|US6275803 *||Feb 12, 1999||Aug 14, 2001||International Business Machines Corp.||Updating a language model based on a function-word to total-word ratio|
|US6360201 *||Jun 8, 1999||Mar 19, 2002||International Business Machines Corp.||Method and apparatus for activating and deactivating auxiliary topic libraries in a speech dictation system|
|US6408272 *||Apr 12, 1999||Jun 18, 2002||General Magic, Inc.||Distributed voice user interface|
|US6430551 *||Oct 6, 1998||Aug 6, 2002||Koninklijke Philips Electroncis N.V.||Vocabulary and/or language model training|
|US6484136 *||Oct 21, 1999||Nov 19, 2002||International Business Machines Corporation||Language model adaptation via network of similar users|
|US6487534 *||Mar 23, 2000||Nov 26, 2002||U.S. Philips Corporation||Distributed client-server speech recognition system|
|US7228270 *||Jul 16, 2002||Jun 5, 2007||Canon Kabushiki Kaisha||Dictionary management apparatus for speech conversion|
|US20010056346 *||Dec 20, 2000||Dec 27, 2001||Teruhiko Ueyama||Speech processing system, apparatus, and method, and storage medium|
|US20030182113 *||Mar 24, 2003||Sep 25, 2003||Xuedong Huang||Distributed speech recognition for mobile communication devices|
|US20030182131 *||Mar 25, 2002||Sep 25, 2003||Arnold James F.||Method and apparatus for providing speech-driven routing between spoken language applications|
|EP0945851A2||Feb 15, 1999||Sep 29, 1999||International Business Machines Corporation||Extending the vocabulary of a client-server speech recognition system|

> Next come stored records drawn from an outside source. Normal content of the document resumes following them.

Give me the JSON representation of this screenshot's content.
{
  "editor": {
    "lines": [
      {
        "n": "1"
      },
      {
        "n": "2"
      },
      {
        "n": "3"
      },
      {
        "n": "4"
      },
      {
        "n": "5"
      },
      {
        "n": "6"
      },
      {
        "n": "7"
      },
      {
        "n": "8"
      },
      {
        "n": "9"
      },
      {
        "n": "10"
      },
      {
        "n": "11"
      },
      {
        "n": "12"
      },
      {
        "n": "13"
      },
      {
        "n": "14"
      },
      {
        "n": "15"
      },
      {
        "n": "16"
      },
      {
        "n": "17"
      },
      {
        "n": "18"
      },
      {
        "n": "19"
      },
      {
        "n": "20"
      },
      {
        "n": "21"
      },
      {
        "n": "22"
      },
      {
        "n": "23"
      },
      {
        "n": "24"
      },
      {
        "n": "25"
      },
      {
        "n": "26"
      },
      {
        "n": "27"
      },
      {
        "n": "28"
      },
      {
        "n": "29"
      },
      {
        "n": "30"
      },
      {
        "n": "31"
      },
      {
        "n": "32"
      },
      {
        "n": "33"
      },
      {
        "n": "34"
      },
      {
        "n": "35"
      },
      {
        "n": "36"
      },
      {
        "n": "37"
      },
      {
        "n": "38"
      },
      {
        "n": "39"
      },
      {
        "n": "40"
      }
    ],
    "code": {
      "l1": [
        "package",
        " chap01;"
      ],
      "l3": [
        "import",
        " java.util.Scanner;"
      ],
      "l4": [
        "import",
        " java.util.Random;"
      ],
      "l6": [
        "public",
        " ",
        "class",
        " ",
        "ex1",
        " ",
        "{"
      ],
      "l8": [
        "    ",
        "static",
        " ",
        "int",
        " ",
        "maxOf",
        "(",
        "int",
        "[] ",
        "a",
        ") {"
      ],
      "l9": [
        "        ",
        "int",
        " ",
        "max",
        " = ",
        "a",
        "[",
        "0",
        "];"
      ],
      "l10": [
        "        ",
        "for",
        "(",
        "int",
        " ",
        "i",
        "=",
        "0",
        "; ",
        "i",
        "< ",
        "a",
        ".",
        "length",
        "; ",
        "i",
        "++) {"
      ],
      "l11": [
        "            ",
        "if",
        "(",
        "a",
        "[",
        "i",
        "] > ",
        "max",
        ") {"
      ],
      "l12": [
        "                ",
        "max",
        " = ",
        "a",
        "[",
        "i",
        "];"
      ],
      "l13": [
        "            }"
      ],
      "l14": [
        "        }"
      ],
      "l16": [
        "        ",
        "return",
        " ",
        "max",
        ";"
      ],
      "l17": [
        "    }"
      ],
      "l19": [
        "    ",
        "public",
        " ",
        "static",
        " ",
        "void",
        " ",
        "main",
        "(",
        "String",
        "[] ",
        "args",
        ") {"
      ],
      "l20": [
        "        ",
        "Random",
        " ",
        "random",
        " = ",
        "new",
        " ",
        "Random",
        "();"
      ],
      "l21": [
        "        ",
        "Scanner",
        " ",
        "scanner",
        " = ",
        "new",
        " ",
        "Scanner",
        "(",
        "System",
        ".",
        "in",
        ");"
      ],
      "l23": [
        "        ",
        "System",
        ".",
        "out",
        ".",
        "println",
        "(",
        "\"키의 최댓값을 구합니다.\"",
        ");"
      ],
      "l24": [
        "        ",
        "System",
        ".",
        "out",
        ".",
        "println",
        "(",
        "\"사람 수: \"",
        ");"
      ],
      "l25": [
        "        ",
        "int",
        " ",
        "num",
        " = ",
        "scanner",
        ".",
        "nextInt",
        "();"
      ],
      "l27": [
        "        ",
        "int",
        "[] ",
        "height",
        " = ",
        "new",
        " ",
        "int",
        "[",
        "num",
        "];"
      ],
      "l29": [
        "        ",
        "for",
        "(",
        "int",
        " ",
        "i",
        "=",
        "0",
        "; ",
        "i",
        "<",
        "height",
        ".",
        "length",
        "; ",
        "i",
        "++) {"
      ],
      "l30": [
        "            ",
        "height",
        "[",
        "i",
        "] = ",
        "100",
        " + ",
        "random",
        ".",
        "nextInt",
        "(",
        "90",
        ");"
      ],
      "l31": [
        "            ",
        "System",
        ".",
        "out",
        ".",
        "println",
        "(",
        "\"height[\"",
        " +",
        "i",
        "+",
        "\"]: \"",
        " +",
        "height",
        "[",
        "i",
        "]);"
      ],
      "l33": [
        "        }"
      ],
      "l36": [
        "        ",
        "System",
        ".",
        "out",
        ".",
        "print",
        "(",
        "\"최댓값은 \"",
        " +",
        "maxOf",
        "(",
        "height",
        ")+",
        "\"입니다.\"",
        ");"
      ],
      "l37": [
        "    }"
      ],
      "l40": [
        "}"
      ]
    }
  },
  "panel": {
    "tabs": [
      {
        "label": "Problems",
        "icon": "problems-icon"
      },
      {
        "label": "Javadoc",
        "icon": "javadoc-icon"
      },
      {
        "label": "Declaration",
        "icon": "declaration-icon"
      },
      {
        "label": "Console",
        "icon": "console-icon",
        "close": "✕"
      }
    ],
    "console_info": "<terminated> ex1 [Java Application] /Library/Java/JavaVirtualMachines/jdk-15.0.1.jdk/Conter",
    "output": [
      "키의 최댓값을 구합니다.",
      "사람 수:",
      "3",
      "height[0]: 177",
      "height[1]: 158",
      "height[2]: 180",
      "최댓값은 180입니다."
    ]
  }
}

|EP1047046A2||Mar 22, 2000||Oct 25, 2000||Matsushita Electric Industrial Co., Ltd.||Distributed architecture for training a speech recognition system|
|JPH07222248A||Title not available|
|JPH11327583A||Title not available|
|WO2000023985A1||Oct 5, 1999||Apr 27, 2000||Ericsson Telefon Ab L M||Voice control of a user interface to service applications|
|WO2000058942A2||Mar 7, 2000||Oct 5, 2000||Koninkl Philips Electronics Nv||Client-server speech recognition|
|1||*||Jelinek, et al. "A Dynamic Language Model for Speech Recognition", Proc. ARPA Workshop on Speech and Natural Language, 1991, pp. 293-295.|
|2||Search report dated May 24, 2002.|
|Citing Patent||Filing date||Publication date||Applicant||Title|
|US20110307250 *||Dec 15, 2011||Gm Global Technology Operations, Inc.||Modular Speech Recognition Architecture|
|U.S. Classification||704/251, 704/236, 704/235, 704/231|
|International Classification||G10L15/14, G10L15/183, G10L15/30, G10L15/18|
|Cooperative Classification||G10L15/30, G10L15/183, G10L15/18|
|European Classification||G10L15/18, G10L15/30|
|Aug 7, 2003||AS||Assignment|
Owner name: THOMSON LICENSING S.A., FRANCE
Free format text: ASSIGNMENT OF ASSIGNORS INTEREST;ASSIGNORS:SOUFFLET, FREDERIC;TAZINE, NOUR-EDDINE;REEL/FRAME:014689/0490
Effective date: 20020321
|Dec 15, 2014||FPAY||Fee payment|
Year of fee payment: 4